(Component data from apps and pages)
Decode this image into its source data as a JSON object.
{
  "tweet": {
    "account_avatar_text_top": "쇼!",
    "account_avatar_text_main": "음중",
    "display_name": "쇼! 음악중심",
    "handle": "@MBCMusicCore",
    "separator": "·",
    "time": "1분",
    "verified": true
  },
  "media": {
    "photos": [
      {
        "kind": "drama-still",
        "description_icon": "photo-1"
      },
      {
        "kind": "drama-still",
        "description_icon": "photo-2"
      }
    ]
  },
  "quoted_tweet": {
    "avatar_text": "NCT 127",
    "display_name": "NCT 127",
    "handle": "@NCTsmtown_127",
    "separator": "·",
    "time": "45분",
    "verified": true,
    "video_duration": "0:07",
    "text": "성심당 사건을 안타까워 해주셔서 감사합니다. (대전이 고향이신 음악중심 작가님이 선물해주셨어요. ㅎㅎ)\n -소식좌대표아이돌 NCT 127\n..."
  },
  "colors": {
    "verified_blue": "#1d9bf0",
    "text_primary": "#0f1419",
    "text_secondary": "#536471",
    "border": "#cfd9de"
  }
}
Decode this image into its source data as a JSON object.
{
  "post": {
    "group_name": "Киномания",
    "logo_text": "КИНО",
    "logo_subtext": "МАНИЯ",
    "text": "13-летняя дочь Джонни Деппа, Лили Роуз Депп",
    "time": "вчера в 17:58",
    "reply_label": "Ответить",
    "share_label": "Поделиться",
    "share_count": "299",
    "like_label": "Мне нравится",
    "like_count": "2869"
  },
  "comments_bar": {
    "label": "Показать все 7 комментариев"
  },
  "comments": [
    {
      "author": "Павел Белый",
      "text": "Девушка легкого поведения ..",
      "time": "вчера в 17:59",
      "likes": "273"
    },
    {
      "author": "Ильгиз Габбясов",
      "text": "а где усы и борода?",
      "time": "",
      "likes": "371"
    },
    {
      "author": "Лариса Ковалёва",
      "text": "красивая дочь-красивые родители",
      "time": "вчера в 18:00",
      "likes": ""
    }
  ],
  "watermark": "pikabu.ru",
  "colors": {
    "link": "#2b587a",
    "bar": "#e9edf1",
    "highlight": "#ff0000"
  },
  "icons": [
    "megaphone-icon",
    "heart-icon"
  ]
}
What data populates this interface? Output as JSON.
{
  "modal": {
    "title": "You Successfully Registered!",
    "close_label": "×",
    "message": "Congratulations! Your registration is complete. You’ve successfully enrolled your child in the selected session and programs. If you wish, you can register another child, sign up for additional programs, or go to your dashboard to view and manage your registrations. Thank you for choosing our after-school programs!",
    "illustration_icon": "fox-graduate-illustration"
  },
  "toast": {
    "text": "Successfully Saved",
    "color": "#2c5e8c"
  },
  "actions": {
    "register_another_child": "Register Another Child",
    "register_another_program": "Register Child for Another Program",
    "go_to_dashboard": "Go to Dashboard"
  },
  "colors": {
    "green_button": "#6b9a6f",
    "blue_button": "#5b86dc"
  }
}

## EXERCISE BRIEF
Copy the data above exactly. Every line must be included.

## ANSWER TO THIS EXERCISE
Decode this image into its source data as a JSON object.
{
  "tweet": {
    "account_avatar_text_top": "쇼!",
    "account_avatar_text_main": "음중",
    "display_name": "쇼! 음악중심",
    "handle": "@MBCMusicCore",
    "separator": "·",
    "time": "1분",
    "verified": true
  },
  "media": {
    "photos": [
      {
        "kind": "drama-still",
        "description_icon": "photo-1"
      },
      {
        "kind": "drama-still",
        "description_icon": "photo-2"
      }
    ]
  },
  "quoted_tweet": {
    "avatar_text": "NCT 127",
    "display_name": "NCT 127",
    "handle": "@NCTsmtown_127",
    "separator": "·",
    "time": "45분",
    "verified": true,
    "video_duration": "0:07",
    "text": "성심당 사건을 안타까워 해주셔서 감사합니다. (대전이 고향이신 음악중심 작가님이 선물해주셨어요. ㅎㅎ)\n -소식좌대표아이돌 NCT 127\n..."
  },
  "colors": {
    "verified_blue": "#1d9bf0",
    "text_primary": "#0f1419",
    "text_secondary": "#536471",
    "border": "#cfd9de"
  }
}
Decode this image into its source data as a JSON object.
{
  "post": {
    "group_name": "Киномания",
    "logo_text": "КИНО",
    "logo_subtext": "МАНИЯ",
    "text": "13-летняя дочь Джонни Деппа, Лили Роуз Депп",
    "time": "вчера в 17:58",
    "reply_label": "Ответить",
    "share_label": "Поделиться",
    "share_count": "299",
    "like_label": "Мне нравится",
    "like_count": "2869"
  },
  "comments_bar": {
    "label": "Показать все 7 комментариев"
  },
  "comments": [
    {
      "author": "Павел Белый",
      "text": "Девушка легкого поведения ..",
      "time": "вчера в 17:59",
      "likes": "273"
    },
    {
      "author": "Ильгиз Габбясов",
      "text": "а где усы и борода?",
      "time": "",
      "likes": "371"
    },
    {
      "author": "Лариса Ковалёва",
      "text": "красивая дочь-красивые родители",
      "time": "вчера в 18:00",
      "likes": ""
    }
  ],
  "watermark": "pikabu.ru",
  "colors": {
    "link": "#2b587a",
    "bar": "#e9edf1",
    "highlight": "#ff0000"
  },
  "icons": [
    "megaphone-icon",
    "heart-icon"
  ]
}
What data populates this interface? Output as JSON.
{
  "modal": {
    "title": "You Successfully Registered!",
    "close_label": "×",
    "message": "Congratulations! Your registration is complete. You’ve successfully enrolled your child in the selected session and programs. If you wish, you can register another child, sign up for additional programs, or go to your dashboard to view and manage your registrations. Thank you for choosing our after-school programs!",
    "illustration_icon": "fox-graduate-illustration"
  },
  "toast": {
    "text": "Successfully Saved",
    "color": "#2c5e8c"
  },
  "actions": {
    "register_another_child": "Register Another Child",
    "register_another_program": "Register Child for Another Program",
    "go_to_dashboard": "Go to Dashboard"
  },
  "colors": {
    "green_button": "#6b9a6f",
    "blue_button": "#5b86dc"
  }
}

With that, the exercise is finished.